Extract every record, keeping each one exactly as it is.
____________
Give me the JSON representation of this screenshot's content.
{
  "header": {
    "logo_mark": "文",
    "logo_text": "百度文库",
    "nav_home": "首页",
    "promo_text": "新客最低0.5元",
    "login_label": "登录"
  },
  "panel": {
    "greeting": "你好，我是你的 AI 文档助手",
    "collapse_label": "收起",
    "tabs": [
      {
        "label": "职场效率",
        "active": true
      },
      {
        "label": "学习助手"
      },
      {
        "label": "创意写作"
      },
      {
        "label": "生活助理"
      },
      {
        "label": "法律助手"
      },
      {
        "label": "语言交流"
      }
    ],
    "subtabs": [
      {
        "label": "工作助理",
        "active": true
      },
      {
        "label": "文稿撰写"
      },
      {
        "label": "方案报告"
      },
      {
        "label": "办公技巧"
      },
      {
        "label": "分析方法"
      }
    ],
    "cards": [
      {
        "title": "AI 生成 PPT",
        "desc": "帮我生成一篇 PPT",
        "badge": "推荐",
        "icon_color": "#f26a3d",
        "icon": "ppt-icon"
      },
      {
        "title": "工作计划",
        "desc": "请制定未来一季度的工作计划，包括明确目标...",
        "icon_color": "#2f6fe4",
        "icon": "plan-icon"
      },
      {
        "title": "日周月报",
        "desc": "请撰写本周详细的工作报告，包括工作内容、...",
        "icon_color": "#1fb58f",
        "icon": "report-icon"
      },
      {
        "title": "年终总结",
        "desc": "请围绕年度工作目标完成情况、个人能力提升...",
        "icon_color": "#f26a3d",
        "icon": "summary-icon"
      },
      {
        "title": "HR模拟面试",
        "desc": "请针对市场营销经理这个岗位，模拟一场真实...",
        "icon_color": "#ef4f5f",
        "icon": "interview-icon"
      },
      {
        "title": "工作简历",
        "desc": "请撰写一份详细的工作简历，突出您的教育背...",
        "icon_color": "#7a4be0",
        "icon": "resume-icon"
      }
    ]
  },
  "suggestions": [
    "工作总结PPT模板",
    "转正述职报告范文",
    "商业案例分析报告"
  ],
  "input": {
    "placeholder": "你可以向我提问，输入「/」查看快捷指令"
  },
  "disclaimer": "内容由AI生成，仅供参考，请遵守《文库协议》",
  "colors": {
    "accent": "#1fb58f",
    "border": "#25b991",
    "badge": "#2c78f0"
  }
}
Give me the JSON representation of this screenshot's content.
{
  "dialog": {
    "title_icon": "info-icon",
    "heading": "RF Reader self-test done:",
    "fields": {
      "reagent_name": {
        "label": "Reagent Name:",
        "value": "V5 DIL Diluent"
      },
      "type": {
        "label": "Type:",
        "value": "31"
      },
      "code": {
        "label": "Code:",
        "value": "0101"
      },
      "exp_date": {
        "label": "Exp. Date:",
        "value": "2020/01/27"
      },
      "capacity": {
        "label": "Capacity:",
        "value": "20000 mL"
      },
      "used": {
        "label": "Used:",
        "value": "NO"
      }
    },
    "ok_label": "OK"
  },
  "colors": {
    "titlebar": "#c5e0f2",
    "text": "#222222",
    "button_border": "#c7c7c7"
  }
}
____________
— SOLUTION —
Give me the JSON representation of this screenshot's content.
{
  "header": {
    "logo_mark": "文",
    "logo_text": "百度文库",
    "nav_home": "首页",
    "promo_text": "新客最低0.5元",
    "login_label": "登录"
  },
  "panel": {
    "greeting": "你好，我是你的 AI 文档助手",
    "collapse_label": "收起",
    "tabs": [
      {
        "label": "职场效率",
        "active": true
      },
      {
        "label": "学习助手"
      },
      {
        "label": "创意写作"
      },
      {
        "label": "生活助理"
      },
      {
        "label": "法律助手"
      },
      {
        "label": "语言交流"
      }
    ],
    "subtabs": [
      {
        "label": "工作助理",
        "active": true
      },
      {
        "label": "文稿撰写"
      },
      {
        "label": "方案报告"
      },
      {
        "label": "办公技巧"
      },
      {
        "label": "分析方法"
      }
    ],
    "cards": [
      {
        "title": "AI 生成 PPT",
        "desc": "帮我生成一篇 PPT",
        "badge": "推荐",
        "icon_color": "#f26a3d",
        "icon": "ppt-icon"
      },
      {
        "title": "工作计划",
        "desc": "请制定未来一季度的工作计划，包括明确目标...",
        "icon_color": "#2f6fe4",
        "icon": "plan-icon"
      },
      {
        "title": "日周月报",
        "desc": "请撰写本周详细的工作报告，包括工作内容、...",
        "icon_color": "#1fb58f",
        "icon": "report-icon"
      },
      {
        "title": "年终总结",
        "desc": "请围绕年度工作目标完成情况、个人能力提升...",
        "icon_color": "#f26a3d",
        "icon": "summary-icon"
      },
      {
        "title": "HR模拟面试",
        "desc": "请针对市场营销经理这个岗位，模拟一场真实...",
        "icon_color": "#ef4f5f",
        "icon": "interview-icon"
      },
      {
        "title": "工作简历",
        "desc": "请撰写一份详细的工作简历，突出您的教育背...",
        "icon_color": "#7a4be0",
        "icon": "resume-icon"
      }
    ]
  },
  "suggestions": [
    "工作总结PPT模板",
    "转正述职报告范文",
    "商业案例分析报告"
  ],
  "input": {
    "placeholder": "你可以向我提问，输入「/」查看快捷指令"
  },
  "disclaimer": "内容由AI生成，仅供参考，请遵守《文库协议》",
  "colors": {
    "accent": "#1fb58f",
    "border": "#25b991",
    "badge": "#2c78f0"
  }
}
Give me the JSON representation of this screenshot's content.
{
  "dialog": {
    "title_icon": "info-icon",
    "heading": "RF Reader self-test done:",
    "fields": {
      "reagent_name": {
        "label": "Reagent Name:",
        "value": "V5 DIL Diluent"
      },
      "type": {
        "label": "Type:",
        "value": "31"
      },
      "code": {
        "label": "Code:",
        "value": "0101"
      },
      "exp_date": {
        "label": "Exp. Date:",
        "value": "2020/01/27"
      },
      "capacity": {
        "label": "Capacity:",
        "value": "20000 mL"
      },
      "used": {
        "label": "Used:",
        "value": "NO"
      }
    },
    "ok_label": "OK"
  },
  "colors": {
    "titlebar": "#c5e0f2",
    "text": "#222222",
    "button_border": "#c7c7c7"
  }
}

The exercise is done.